Sisyphus, son of Aeolus, is forced as punishment for his transgressions against the Gods to roll a block of stone up a steep hill, where he will use it as a workbench to reinvent SCSI, only to have it tumble back down to the bottom where he will be forced to start over. The process resumes, destined to last all eternity; this punishment is depicted on many a Greek vase, though typically omitting the “reinventing SCSI” part, which is difficult to represent iconically, and somewhat redundant considering the rest of the metaphor anyway, and there’s only so much room on a vase, OK?
Theseus, who according to legend is the hero who rid the world of Sisyphus, is not typically depicted on these vases, presumably due to compatibility issues.
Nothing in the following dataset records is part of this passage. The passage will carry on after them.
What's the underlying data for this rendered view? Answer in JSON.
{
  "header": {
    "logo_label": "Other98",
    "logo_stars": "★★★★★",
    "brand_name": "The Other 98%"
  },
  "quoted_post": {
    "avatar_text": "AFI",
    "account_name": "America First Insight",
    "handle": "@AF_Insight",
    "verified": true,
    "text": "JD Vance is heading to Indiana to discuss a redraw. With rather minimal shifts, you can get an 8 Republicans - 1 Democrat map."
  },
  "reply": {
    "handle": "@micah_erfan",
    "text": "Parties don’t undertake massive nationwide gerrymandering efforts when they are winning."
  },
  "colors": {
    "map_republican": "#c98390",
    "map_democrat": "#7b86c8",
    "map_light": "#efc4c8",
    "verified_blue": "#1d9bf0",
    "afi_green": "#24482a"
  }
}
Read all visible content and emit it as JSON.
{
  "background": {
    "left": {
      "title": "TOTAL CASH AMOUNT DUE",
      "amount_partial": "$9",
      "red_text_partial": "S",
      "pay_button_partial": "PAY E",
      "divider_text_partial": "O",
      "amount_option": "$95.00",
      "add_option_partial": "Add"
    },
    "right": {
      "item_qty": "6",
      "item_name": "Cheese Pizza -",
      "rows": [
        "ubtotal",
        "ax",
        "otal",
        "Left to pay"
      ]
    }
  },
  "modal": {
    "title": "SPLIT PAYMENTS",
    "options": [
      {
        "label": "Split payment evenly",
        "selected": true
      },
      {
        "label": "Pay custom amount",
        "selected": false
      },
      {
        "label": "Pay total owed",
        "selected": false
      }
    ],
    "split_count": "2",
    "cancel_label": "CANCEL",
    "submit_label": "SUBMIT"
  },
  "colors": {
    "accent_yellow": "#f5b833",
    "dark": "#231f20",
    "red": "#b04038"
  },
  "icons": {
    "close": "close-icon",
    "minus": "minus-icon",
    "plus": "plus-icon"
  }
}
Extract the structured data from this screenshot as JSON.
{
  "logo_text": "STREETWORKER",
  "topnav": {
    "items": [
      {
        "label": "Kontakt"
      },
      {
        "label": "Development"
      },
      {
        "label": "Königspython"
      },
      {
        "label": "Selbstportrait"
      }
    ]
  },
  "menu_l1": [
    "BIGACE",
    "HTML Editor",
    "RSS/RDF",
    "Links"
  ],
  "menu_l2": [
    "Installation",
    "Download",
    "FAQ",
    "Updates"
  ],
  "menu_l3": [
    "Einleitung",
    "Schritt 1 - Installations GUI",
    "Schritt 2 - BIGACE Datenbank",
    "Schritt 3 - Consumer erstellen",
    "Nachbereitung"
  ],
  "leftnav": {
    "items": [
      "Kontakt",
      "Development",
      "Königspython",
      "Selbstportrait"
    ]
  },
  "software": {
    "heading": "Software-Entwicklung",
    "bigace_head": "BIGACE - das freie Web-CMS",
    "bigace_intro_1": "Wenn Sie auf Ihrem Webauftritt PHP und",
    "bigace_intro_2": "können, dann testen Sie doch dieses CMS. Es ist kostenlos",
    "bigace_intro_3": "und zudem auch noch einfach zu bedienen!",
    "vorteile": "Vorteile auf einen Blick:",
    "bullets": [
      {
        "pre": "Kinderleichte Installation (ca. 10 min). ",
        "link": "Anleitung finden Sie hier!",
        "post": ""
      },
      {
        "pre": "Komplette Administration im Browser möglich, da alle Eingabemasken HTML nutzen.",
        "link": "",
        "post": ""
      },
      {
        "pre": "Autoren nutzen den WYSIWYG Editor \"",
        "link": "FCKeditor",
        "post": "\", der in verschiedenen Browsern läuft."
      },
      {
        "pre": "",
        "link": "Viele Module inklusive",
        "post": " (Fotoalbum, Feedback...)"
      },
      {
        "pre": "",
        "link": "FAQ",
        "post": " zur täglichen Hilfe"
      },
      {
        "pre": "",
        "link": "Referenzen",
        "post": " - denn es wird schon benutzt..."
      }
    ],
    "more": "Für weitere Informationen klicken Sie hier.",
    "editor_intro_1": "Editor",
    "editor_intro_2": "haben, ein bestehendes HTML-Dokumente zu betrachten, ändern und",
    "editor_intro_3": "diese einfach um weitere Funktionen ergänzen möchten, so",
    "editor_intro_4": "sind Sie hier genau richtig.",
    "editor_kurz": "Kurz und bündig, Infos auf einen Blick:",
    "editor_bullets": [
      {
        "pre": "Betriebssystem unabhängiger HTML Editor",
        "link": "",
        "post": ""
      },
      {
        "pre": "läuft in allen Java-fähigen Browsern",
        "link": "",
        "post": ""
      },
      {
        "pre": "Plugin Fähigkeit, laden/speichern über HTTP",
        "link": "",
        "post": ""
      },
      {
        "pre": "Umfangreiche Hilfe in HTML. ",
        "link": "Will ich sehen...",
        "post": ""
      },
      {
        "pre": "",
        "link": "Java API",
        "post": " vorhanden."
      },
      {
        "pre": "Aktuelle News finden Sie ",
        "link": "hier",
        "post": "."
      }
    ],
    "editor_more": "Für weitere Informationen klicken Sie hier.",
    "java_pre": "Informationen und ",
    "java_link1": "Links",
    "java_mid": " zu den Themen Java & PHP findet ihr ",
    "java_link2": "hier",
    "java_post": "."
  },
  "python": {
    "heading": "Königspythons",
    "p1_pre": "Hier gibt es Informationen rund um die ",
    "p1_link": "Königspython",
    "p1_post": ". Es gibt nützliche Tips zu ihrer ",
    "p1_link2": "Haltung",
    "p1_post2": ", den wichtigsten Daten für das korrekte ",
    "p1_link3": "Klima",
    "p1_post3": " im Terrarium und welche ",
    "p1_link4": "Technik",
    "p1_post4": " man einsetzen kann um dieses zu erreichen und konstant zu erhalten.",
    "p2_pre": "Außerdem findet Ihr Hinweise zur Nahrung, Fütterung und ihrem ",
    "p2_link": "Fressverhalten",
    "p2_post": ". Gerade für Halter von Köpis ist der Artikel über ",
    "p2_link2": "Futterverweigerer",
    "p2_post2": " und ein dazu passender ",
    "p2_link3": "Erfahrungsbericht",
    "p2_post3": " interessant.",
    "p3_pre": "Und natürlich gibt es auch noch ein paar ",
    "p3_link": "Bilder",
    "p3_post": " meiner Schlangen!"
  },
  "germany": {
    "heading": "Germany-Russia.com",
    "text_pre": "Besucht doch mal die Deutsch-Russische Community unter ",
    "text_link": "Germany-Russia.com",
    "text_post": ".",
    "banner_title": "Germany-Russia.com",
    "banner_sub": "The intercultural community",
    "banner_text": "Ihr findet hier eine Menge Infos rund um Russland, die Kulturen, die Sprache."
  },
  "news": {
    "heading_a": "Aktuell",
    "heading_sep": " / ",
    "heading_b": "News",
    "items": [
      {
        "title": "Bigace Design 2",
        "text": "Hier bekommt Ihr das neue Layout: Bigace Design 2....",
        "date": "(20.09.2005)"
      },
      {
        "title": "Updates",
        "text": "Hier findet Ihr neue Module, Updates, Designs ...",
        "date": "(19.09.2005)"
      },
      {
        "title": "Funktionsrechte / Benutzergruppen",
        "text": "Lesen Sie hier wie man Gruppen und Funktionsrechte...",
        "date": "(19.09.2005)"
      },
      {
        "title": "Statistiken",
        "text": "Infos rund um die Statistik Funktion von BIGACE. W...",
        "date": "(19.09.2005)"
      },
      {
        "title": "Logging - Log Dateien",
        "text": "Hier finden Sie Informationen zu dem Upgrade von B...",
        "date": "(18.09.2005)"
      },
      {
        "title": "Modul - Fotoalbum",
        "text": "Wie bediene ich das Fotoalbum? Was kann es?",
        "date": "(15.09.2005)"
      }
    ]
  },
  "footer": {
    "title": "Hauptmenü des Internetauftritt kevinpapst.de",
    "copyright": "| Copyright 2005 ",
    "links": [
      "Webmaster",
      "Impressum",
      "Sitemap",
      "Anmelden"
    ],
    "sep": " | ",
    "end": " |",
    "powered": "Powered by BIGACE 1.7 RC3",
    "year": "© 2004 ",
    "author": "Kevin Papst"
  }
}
Occasionally in Windows XP a USB keychain or thumb-drive will steal a drive letter from a network drive – that is, you can plug in the keychain drive and it will be assigned the drive letter “G:\” (for example), so you can’t get to the artist formerly known as “G:\”, your network drive. And, occasionally, this happens the other way around; you plug in a USB keychain and it plain old doesn’t show up, because it lost whatever behind-the-scenes tug-of-war goes on for already-used drive letters, for which there is apparently no consolation prize.
It does this because we are in the future, where technology has made our lives an idyllic paradise, simple and stress free.
The fix is pretty straightforward: with the keychain plugged in, Control panel ->
administrative tools -> computer management -> disk management and manually reassign the drive letter for the keychain to something unused. Commit the changes, close the disk manager, unplug the drive, plug it back in, and it should show up this time, as the chosen drive letter. Can’t hurt to reboot, just to be sure.
How you can write an “AssignDriveLetter()” widget without a “DidWeAlreadyUseThatLetter()” widget lying around is a question better left to the Gods, I’m sure.